■ DATA FOR THIS EXERCISE
○ ○ ○ ○ ○ ○ ○
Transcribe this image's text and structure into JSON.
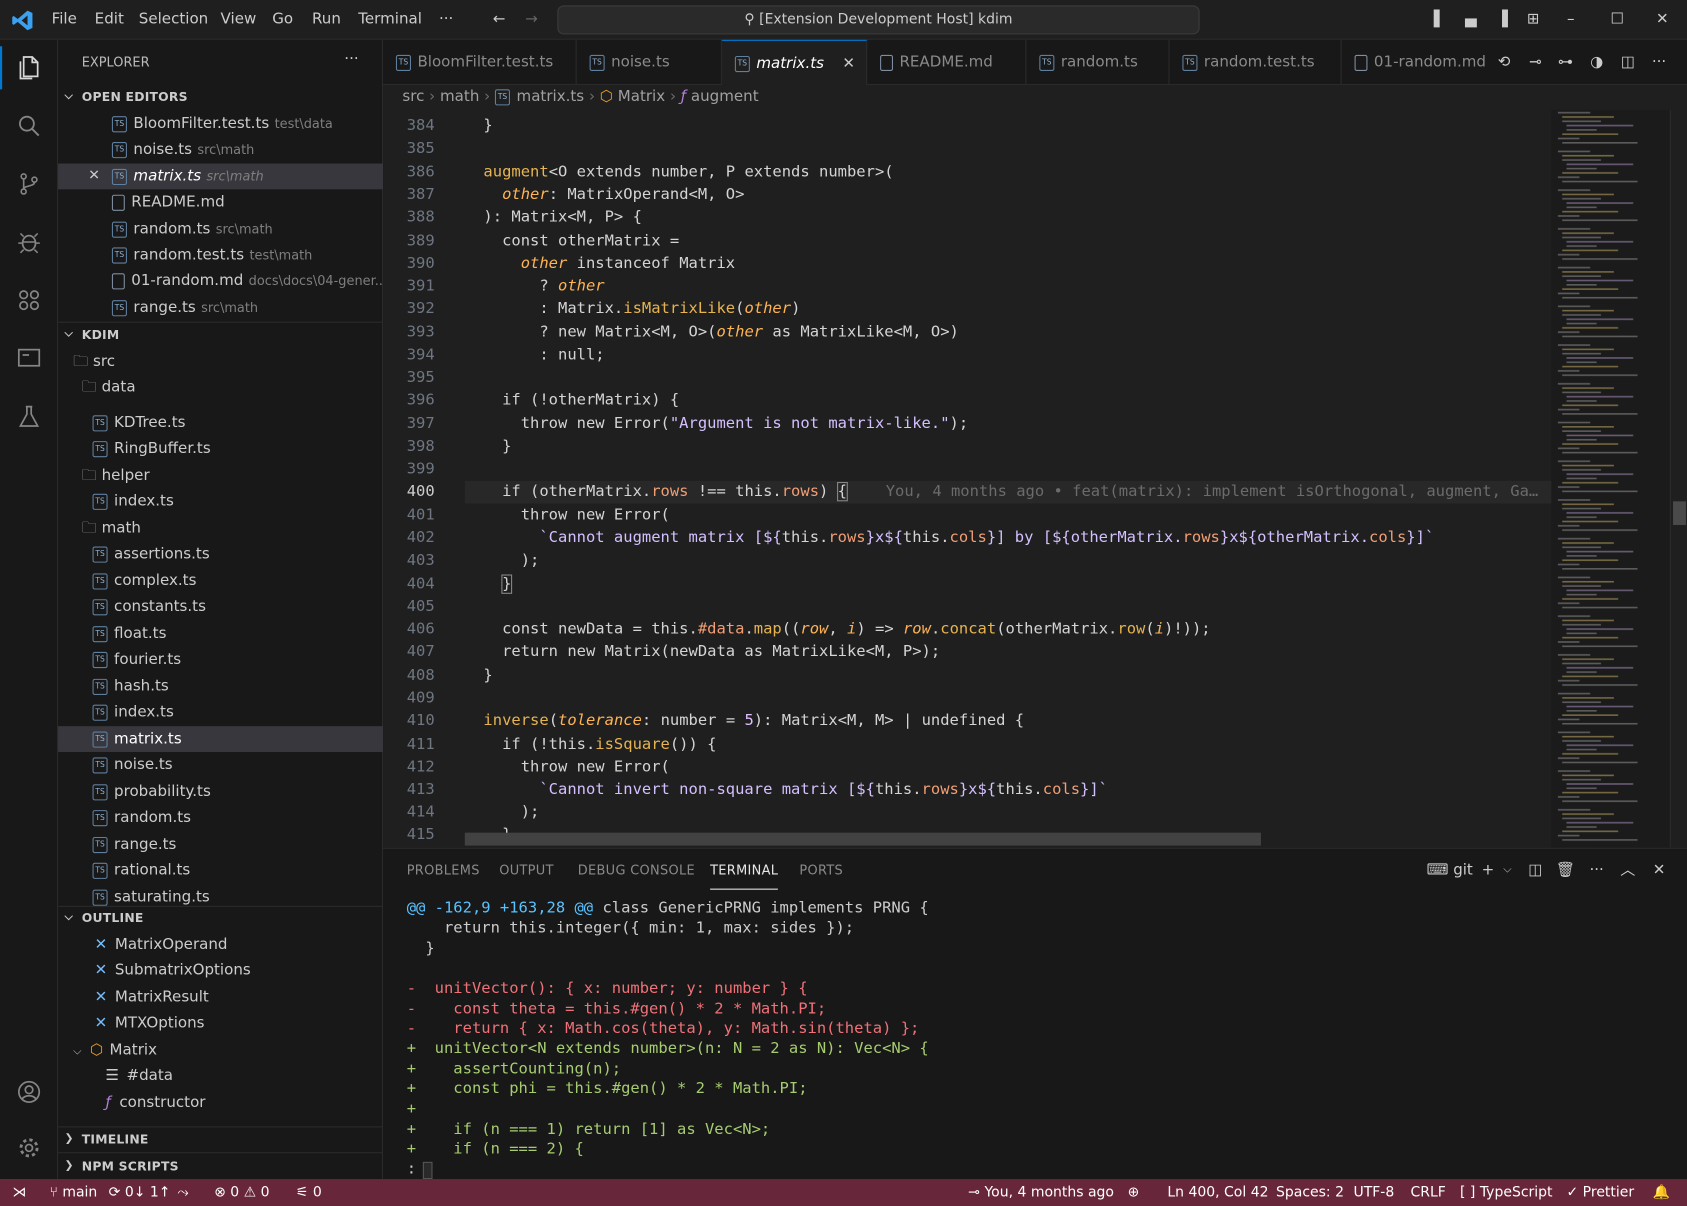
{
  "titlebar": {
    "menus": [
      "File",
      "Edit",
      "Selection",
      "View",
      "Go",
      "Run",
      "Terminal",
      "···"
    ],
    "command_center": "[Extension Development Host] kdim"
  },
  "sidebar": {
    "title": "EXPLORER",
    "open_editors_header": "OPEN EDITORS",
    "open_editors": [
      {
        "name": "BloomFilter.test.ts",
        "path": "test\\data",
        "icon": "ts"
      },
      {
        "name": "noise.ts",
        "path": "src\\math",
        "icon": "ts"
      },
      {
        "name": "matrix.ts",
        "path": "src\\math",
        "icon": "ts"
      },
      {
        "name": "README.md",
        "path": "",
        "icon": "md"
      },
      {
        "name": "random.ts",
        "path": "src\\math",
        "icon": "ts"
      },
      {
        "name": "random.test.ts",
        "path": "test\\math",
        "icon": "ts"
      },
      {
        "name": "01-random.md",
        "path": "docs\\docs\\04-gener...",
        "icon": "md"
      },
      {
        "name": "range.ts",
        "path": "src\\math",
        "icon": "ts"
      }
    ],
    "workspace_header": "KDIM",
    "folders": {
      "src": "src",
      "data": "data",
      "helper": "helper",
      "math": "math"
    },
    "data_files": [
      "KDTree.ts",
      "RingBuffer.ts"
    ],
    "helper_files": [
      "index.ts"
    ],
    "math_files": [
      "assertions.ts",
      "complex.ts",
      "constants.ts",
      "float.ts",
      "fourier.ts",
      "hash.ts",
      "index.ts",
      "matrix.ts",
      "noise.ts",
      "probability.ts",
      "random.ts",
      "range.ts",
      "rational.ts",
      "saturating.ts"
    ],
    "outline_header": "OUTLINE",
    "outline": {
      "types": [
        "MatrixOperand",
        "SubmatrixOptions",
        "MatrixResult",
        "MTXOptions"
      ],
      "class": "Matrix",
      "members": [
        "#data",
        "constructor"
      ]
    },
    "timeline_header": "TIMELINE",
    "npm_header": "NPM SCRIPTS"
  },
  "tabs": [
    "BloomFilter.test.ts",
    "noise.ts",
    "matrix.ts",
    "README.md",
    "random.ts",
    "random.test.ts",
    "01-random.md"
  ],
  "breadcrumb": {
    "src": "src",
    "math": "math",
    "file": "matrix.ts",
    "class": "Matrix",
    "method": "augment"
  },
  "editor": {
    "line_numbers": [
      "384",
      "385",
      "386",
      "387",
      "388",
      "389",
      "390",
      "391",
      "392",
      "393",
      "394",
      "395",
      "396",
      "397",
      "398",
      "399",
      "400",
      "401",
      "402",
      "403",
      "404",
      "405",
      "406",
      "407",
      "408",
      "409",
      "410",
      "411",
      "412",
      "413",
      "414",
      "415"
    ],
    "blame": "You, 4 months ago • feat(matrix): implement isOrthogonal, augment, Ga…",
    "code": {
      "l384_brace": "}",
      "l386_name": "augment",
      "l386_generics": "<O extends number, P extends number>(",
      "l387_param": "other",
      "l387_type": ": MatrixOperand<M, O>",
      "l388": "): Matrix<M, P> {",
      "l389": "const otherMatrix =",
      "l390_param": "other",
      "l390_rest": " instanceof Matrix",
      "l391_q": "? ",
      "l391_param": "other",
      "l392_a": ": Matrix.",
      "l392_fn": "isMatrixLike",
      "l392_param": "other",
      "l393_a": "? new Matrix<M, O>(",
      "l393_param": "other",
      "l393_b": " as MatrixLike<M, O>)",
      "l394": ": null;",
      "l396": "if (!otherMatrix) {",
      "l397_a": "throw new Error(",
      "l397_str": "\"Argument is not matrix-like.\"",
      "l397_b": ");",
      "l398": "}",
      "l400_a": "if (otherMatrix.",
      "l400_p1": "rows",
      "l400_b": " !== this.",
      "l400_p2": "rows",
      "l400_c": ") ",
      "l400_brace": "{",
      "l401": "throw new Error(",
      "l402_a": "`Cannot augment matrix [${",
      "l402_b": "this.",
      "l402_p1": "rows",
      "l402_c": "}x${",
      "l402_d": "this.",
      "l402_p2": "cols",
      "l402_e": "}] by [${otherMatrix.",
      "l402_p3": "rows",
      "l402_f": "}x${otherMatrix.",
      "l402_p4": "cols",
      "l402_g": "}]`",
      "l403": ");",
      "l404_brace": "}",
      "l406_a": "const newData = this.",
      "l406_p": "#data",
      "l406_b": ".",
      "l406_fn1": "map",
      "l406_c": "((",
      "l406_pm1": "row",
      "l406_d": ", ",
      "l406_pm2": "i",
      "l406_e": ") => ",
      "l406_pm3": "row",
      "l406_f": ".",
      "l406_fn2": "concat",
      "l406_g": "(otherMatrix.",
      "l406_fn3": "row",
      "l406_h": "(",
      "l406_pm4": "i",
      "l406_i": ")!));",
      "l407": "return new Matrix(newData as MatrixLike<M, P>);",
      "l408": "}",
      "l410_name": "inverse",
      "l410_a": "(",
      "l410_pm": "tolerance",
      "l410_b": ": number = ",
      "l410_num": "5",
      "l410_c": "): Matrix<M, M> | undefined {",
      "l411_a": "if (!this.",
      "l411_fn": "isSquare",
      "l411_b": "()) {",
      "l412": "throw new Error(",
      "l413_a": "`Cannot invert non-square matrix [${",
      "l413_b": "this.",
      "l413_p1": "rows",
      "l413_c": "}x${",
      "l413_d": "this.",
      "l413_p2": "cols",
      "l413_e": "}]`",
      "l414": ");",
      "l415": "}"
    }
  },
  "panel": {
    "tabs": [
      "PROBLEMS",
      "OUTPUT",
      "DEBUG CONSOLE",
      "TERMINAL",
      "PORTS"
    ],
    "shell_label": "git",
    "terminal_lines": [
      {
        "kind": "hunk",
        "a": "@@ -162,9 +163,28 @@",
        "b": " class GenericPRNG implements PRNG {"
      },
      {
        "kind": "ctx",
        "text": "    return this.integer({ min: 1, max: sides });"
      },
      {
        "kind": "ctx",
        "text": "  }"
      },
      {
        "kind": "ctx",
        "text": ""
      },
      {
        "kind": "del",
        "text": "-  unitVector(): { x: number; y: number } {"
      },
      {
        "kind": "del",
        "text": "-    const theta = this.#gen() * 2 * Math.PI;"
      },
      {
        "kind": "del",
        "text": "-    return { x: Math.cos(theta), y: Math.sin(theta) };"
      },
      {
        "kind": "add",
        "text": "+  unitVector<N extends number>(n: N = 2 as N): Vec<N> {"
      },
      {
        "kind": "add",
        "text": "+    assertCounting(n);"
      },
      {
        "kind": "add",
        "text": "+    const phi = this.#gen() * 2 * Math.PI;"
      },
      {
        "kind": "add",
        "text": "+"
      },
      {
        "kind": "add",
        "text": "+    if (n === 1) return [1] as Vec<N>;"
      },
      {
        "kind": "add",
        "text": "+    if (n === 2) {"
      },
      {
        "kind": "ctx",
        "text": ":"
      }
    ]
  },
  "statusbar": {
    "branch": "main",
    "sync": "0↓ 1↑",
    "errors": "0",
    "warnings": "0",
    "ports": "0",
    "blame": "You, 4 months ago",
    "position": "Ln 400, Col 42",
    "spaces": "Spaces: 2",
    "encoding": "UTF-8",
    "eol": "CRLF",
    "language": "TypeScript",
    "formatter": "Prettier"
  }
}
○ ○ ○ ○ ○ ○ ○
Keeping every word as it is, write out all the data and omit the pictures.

■ RESULT OF THE EXERCISE
Transcribe this image's text and structure into JSON.
{
  "titlebar": {
    "menus": [
      "File",
      "Edit",
      "Selection",
      "View",
      "Go",
      "Run",
      "Terminal",
      "···"
    ],
    "command_center": "[Extension Development Host] kdim"
  },
  "sidebar": {
    "title": "EXPLORER",
    "open_editors_header": "OPEN EDITORS",
    "open_editors": [
      {
        "name": "BloomFilter.test.ts",
        "path": "test\\data",
        "icon": "ts"
      },
      {
        "name": "noise.ts",
        "path": "src\\math",
        "icon": "ts"
      },
      {
        "name": "matrix.ts",
        "path": "src\\math",
        "icon": "ts"
      },
      {
        "name": "README.md",
        "path": "",
        "icon": "md"
      },
      {
        "name": "random.ts",
        "path": "src\\math",
        "icon": "ts"
      },
      {
        "name": "random.test.ts",
        "path": "test\\math",
        "icon": "ts"
      },
      {
        "name": "01-random.md",
        "path": "docs\\docs\\04-gener...",
        "icon": "md"
      },
      {
        "name": "range.ts",
        "path": "src\\math",
        "icon": "ts"
      }
    ],
    "workspace_header": "KDIM",
    "folders": {
      "src": "src",
      "data": "data",
      "helper": "helper",
      "math": "math"
    },
    "data_files": [
      "KDTree.ts",
      "RingBuffer.ts"
    ],
    "helper_files": [
      "index.ts"
    ],
    "math_files": [
      "assertions.ts",
      "complex.ts",
      "constants.ts",
      "float.ts",
      "fourier.ts",
      "hash.ts",
      "index.ts",
      "matrix.ts",
      "noise.ts",
      "probability.ts",
      "random.ts",
      "range.ts",
      "rational.ts",
      "saturating.ts"
    ],
    "outline_header": "OUTLINE",
    "outline": {
      "types": [
        "MatrixOperand",
        "SubmatrixOptions",
        "MatrixResult",
        "MTXOptions"
      ],
      "class": "Matrix",
      "members": [
        "#data",
        "constructor"
      ]
    },
    "timeline_header": "TIMELINE",
    "npm_header": "NPM SCRIPTS"
  },
  "tabs": [
    "BloomFilter.test.ts",
    "noise.ts",
    "matrix.ts",
    "README.md",
    "random.ts",
    "random.test.ts",
    "01-random.md"
  ],
  "breadcrumb": {
    "src": "src",
    "math": "math",
    "file": "matrix.ts",
    "class": "Matrix",
    "method": "augment"
  },
  "editor": {
    "line_numbers": [
      "384",
      "385",
      "386",
      "387",
      "388",
      "389",
      "390",
      "391",
      "392",
      "393",
      "394",
      "395",
      "396",
      "397",
      "398",
      "399",
      "400",
      "401",
      "402",
      "403",
      "404",
      "405",
      "406",
      "407",
      "408",
      "409",
      "410",
      "411",
      "412",
      "413",
      "414",
      "415"
    ],
    "blame": "You, 4 months ago • feat(matrix): implement isOrthogonal, augment, Ga…",
    "code": {
      "l384_brace": "}",
      "l386_name": "augment",
      "l386_generics": "<O extends number, P extends number>(",
      "l387_param": "other",
      "l387_type": ": MatrixOperand<M, O>",
      "l388": "): Matrix<M, P> {",
      "l389": "const otherMatrix =",
      "l390_param": "other",
      "l390_rest": " instanceof Matrix",
      "l391_q": "? ",
      "l391_param": "other",
      "l392_a": ": Matrix.",
      "l392_fn": "isMatrixLike",
      "l392_param": "other",
      "l393_a": "? new Matrix<M, O>(",
      "l393_param": "other",
      "l393_b": " as MatrixLike<M, O>)",
      "l394": ": null;",
      "l396": "if (!otherMatrix) {",
      "l397_a": "throw new Error(",
      "l397_str": "\"Argument is not matrix-like.\"",
      "l397_b": ");",
      "l398": "}",
      "l400_a": "if (otherMatrix.",
      "l400_p1": "rows",
      "l400_b": " !== this.",
      "l400_p2": "rows",
      "l400_c": ") ",
      "l400_brace": "{",
      "l401": "throw new Error(",
      "l402_a": "`Cannot augment matrix [${",
      "l402_b": "this.",
      "l402_p1": "rows",
      "l402_c": "}x${",
      "l402_d": "this.",
      "l402_p2": "cols",
      "l402_e": "}] by [${otherMatrix.",
      "l402_p3": "rows",
      "l402_f": "}x${otherMatrix.",
      "l402_p4": "cols",
      "l402_g": "}]`",
      "l403": ");",
      "l404_brace": "}",
      "l406_a": "const newData = this.",
      "l406_p": "#data",
      "l406_b": ".",
      "l406_fn1": "map",
      "l406_c": "((",
      "l406_pm1": "row",
      "l406_d": ", ",
      "l406_pm2": "i",
      "l406_e": ") => ",
      "l406_pm3": "row",
      "l406_f": ".",
      "l406_fn2": "concat",
      "l406_g": "(otherMatrix.",
      "l406_fn3": "row",
      "l406_h": "(",
      "l406_pm4": "i",
      "l406_i": ")!));",
      "l407": "return new Matrix(newData as MatrixLike<M, P>);",
      "l408": "}",
      "l410_name": "inverse",
      "l410_a": "(",
      "l410_pm": "tolerance",
      "l410_b": ": number = ",
      "l410_num": "5",
      "l410_c": "): Matrix<M, M> | undefined {",
      "l411_a": "if (!this.",
      "l411_fn": "isSquare",
      "l411_b": "()) {",
      "l412": "throw new Error(",
      "l413_a": "`Cannot invert non-square matrix [${",
      "l413_b": "this.",
      "l413_p1": "rows",
      "l413_c": "}x${",
      "l413_d": "this.",
      "l413_p2": "cols",
      "l413_e": "}]`",
      "l414": ");",
      "l415": "}"
    }
  },
  "panel": {
    "tabs": [
      "PROBLEMS",
      "OUTPUT",
      "DEBUG CONSOLE",
      "TERMINAL",
      "PORTS"
    ],
    "shell_label": "git",
    "terminal_lines": [
      {
        "kind": "hunk",
        "a": "@@ -162,9 +163,28 @@",
        "b": " class GenericPRNG implements PRNG {"
      },
      {
        "kind": "ctx",
        "text": "    return this.integer({ min: 1, max: sides });"
      },
      {
        "kind": "ctx",
        "text": "  }"
      },
      {
        "kind": "ctx",
        "text": ""
      },
      {
        "kind": "del",
        "text": "-  unitVector(): { x: number; y: number } {"
      },
      {
        "kind": "del",
        "text": "-    const theta = this.#gen() * 2 * Math.PI;"
      },
      {
        "kind": "del",
        "text": "-    return { x: Math.cos(theta), y: Math.sin(theta) };"
      },
      {
        "kind": "add",
        "text": "+  unitVector<N extends number>(n: N = 2 as N): Vec<N> {"
      },
      {
        "kind": "add",
        "text": "+    assertCounting(n);"
      },
      {
        "kind": "add",
        "text": "+    const phi = this.#gen() * 2 * Math.PI;"
      },
      {
        "kind": "add",
        "text": "+"
      },
      {
        "kind": "add",
        "text": "+    if (n === 1) return [1] as Vec<N>;"
      },
      {
        "kind": "add",
        "text": "+    if (n === 2) {"
      },
      {
        "kind": "ctx",
        "text": ":"
      }
    ]
  },
  "statusbar": {
    "branch": "main",
    "sync": "0↓ 1↑",
    "errors": "0",
    "warnings": "0",
    "ports": "0",
    "blame": "You, 4 months ago",
    "position": "Ln 400, Col 42",
    "spaces": "Spaces: 2",
    "encoding": "UTF-8",
    "eol": "CRLF",
    "language": "TypeScript",
    "formatter": "Prettier"
  }
}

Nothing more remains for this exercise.